▸ **What is needed**:
Which lines of the records below contain the string "time"? Report each of them.

▸ **Data**:
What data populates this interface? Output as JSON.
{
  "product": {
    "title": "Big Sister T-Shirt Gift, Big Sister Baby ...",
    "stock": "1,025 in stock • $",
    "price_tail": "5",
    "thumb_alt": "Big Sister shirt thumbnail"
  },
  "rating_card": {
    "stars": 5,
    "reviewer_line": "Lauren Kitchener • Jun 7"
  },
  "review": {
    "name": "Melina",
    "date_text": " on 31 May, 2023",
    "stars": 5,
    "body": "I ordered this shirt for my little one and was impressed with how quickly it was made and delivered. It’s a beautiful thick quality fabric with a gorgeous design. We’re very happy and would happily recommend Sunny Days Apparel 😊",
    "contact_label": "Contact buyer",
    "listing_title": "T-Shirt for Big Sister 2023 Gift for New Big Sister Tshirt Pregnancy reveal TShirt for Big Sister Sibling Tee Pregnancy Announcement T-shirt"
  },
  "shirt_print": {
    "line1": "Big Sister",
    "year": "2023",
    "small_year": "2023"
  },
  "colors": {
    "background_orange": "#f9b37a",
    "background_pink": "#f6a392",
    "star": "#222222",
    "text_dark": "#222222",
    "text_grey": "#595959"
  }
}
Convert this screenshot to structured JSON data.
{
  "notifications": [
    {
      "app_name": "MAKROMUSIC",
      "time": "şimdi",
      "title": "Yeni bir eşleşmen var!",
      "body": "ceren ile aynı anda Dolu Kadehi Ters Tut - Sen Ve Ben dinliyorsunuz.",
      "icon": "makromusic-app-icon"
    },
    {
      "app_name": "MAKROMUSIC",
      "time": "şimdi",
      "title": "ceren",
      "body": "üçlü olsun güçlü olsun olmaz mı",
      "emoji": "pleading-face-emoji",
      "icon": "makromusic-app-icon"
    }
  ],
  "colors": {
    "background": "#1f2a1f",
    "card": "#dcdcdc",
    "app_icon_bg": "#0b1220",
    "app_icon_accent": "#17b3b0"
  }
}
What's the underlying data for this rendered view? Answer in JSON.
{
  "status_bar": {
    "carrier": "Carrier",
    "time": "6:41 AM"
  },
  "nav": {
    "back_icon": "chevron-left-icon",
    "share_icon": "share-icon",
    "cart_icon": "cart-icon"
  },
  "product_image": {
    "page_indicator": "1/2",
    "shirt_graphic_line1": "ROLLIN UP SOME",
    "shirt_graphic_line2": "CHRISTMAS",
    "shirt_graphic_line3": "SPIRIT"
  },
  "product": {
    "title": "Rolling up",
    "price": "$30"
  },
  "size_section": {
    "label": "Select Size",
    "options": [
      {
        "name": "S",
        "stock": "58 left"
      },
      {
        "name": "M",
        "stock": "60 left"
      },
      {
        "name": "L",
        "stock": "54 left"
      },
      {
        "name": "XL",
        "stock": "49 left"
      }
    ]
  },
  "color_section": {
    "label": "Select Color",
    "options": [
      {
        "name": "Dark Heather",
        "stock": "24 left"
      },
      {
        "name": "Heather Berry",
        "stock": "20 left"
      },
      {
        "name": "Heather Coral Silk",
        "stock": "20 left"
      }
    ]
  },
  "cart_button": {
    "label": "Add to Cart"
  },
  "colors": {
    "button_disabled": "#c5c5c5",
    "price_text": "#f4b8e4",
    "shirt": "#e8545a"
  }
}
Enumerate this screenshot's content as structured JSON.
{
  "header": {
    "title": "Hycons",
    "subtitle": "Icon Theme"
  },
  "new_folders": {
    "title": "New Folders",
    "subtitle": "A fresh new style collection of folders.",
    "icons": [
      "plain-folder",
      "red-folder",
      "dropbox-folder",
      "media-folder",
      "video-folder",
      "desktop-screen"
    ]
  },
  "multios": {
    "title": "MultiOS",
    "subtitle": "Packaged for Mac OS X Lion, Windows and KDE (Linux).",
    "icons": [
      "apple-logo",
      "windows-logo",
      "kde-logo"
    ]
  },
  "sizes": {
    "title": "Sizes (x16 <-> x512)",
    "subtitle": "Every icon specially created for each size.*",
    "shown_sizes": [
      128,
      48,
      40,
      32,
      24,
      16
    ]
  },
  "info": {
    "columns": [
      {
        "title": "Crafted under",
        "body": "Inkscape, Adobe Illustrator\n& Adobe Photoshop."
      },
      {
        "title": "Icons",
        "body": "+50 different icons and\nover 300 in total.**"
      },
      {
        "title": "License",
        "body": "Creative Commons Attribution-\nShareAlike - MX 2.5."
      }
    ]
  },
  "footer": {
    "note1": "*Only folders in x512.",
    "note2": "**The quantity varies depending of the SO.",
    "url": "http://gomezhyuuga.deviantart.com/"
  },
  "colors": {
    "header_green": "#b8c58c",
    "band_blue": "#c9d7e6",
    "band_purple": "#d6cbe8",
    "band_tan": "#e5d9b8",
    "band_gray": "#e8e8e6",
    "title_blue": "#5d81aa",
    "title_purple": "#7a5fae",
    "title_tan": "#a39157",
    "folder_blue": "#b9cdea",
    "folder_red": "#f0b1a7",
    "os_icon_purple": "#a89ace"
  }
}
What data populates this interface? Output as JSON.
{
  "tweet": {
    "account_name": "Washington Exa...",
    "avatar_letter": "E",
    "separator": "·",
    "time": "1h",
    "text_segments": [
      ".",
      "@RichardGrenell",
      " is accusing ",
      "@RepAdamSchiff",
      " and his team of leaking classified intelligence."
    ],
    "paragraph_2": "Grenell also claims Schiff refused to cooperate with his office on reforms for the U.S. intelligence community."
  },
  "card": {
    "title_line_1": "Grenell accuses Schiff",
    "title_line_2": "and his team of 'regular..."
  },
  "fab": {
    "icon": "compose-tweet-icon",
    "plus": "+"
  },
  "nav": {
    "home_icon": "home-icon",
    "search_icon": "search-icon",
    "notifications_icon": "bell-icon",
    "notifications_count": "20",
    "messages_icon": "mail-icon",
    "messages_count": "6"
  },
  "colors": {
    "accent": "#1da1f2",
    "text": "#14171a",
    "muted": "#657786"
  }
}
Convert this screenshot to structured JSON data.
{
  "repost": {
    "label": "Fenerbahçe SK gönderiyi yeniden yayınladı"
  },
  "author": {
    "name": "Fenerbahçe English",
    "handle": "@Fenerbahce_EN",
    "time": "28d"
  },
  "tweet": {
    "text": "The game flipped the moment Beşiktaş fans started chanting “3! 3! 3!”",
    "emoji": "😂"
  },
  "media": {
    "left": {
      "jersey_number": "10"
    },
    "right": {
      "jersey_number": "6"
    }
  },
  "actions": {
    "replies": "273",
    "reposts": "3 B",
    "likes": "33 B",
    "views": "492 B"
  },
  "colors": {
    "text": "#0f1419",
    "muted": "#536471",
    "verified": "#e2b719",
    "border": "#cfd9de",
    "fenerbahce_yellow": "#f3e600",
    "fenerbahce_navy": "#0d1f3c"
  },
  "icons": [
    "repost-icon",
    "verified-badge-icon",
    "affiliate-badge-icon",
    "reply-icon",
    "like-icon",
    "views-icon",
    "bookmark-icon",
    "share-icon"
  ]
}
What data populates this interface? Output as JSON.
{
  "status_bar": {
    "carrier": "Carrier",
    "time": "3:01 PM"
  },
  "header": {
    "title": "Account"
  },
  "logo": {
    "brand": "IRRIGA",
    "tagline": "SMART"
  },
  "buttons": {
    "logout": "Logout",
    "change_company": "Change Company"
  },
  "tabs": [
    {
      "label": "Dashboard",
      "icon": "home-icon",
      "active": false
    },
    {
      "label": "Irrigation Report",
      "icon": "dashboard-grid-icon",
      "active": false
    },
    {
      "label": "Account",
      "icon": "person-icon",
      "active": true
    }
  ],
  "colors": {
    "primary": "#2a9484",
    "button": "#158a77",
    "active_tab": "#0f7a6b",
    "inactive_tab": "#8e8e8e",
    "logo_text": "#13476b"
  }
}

▸ **Solved exercise**:
      "time": "şimdi",
      "time": "şimdi",
    "time": "6:41 AM"
    "time": "1h",
    "time": "28d"
    "time": "3:01 PM"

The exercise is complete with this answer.